» **EXERCISE INSTRUCTIONS**: Which lines of the listing hold the string "From"? Copy those lines.

» **DATA**:
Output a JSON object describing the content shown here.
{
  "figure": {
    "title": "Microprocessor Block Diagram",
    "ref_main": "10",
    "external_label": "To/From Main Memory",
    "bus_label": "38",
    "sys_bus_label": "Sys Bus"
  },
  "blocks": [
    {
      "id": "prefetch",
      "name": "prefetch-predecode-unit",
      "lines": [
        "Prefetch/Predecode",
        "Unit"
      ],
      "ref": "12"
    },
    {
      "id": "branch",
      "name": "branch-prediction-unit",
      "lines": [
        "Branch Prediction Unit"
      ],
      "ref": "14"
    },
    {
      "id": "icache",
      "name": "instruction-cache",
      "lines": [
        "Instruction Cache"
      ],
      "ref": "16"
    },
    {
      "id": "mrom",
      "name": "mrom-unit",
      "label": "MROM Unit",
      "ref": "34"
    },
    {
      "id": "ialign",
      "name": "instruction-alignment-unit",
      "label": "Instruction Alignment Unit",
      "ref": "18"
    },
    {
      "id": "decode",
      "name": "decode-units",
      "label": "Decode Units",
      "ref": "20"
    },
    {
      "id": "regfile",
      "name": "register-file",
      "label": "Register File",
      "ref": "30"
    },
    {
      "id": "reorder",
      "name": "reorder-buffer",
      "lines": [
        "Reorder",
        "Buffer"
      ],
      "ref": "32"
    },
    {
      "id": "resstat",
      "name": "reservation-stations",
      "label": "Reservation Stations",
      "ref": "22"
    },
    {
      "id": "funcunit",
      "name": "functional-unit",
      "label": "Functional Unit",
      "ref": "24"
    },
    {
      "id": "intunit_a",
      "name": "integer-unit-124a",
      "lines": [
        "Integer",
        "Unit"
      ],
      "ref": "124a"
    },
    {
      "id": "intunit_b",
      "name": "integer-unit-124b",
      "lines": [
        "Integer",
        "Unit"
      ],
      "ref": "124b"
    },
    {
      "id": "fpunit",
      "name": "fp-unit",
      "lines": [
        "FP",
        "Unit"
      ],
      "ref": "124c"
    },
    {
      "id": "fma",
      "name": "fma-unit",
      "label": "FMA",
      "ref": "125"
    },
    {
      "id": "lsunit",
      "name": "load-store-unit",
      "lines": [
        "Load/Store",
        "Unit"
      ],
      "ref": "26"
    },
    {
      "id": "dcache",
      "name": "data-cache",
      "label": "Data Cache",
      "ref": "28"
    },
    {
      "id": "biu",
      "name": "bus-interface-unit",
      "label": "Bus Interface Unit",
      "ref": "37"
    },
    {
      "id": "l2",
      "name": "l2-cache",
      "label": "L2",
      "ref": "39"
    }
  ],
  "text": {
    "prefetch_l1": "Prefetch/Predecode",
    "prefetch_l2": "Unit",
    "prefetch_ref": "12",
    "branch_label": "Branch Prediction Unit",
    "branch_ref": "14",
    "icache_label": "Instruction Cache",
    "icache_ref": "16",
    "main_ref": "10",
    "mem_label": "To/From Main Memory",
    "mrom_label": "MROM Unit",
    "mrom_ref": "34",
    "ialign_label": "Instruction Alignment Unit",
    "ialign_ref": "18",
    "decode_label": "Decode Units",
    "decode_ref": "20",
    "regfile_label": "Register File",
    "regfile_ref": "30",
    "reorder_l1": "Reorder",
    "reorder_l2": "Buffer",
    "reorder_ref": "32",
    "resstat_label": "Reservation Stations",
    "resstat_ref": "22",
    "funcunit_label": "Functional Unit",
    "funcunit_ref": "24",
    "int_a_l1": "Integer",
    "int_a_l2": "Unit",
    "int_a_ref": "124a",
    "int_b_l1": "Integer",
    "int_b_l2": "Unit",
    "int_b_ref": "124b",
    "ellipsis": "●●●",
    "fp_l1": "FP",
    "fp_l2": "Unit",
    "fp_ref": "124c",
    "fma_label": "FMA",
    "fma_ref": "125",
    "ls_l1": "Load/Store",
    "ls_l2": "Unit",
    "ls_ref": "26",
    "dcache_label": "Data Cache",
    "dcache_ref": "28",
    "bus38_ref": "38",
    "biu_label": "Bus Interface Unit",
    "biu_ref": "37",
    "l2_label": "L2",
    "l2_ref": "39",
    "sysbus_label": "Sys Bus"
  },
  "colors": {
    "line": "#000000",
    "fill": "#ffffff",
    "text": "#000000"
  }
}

» **TASK SOLUTION**:
    "external_label": "To/From Main Memory",
    "mem_label": "To/From Main Memory",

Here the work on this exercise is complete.